If we’re all so smart, then why aren’t more of us happy? That was a question that Morrie was happy to wrestle with. Happiness, he said, comes from figuring out what gives your life purpose and then devoting yourself with passion to that purpose. For Morrie, that defining passion was teaching. Happiness comes from opening up to people, emotions, and experiences. For Morrie, the key experience was dancing, always dancing. But happiness also comes from knowing and accepting your limitations and imperfections. For Morrie, the key limitation was his body, which grew weaker as ALS limited his ability to walk, to feed himself, to breathe freely.
Laugh at yourself, Morrie urged. Forgive yourself for not doing the things that you should have done. He didn’t pine for lost youth: “You know what that reflects? Unsatisfied lives. Unfulfilled lives. Lives that haven’t found meaning. Because if you’ve found meaning in your life, you don’t want to go back. You want to go forward.”
Much of his advice may seem like common sense. Yet people often fail to act on such common sense, Morrie said, because they’re either sleepwalking or sprinting their way through life. Dying provides the kind of clarity that people need earlier in life but usually lack, Morrie said. Why not practice that greater awareness in your daily life now? “We’re involved in trillions of little acts just to keep going,” he wrote. “So we don’t get into the habit of standing back and looking at our lives and saying, Is this all? Is this all I want? Is something missing? … Dying is only one thing to be sad over…. Living unhappily is something else.”
Is his message sappy? Sure. That was Morrie. Is it simplistic? Well, Morrie didn’t think that the best answers were necessarily the most complicated answers. Sometimes, the simplest advice is also the truest advice, and, in that spirit, Morrie liked to quote this line from W.H. Auden: “Love each other or perish.”
“Everything that gets born dies,” Morrie wrote. “The best way to deal with that is to live in a fully conscious, compassionate, loving way…. Don’t wait until you’re on your deathbed to recognize that this is the only way to live.”

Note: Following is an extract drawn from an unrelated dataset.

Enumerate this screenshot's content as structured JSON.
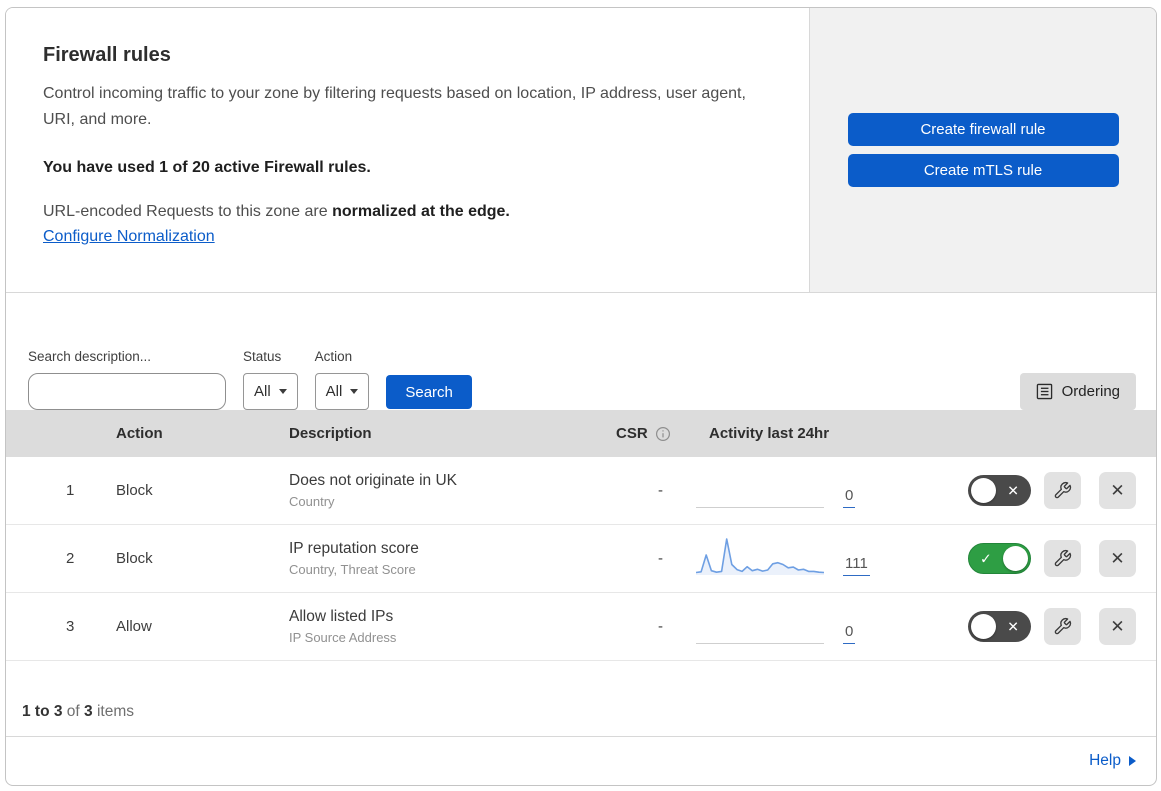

The only way to live. Take it from Morrie, a teacher to the last.
Chuck Salter (firstname.lastname@example.org), a Fast Company senior writer, is based in Baltimore.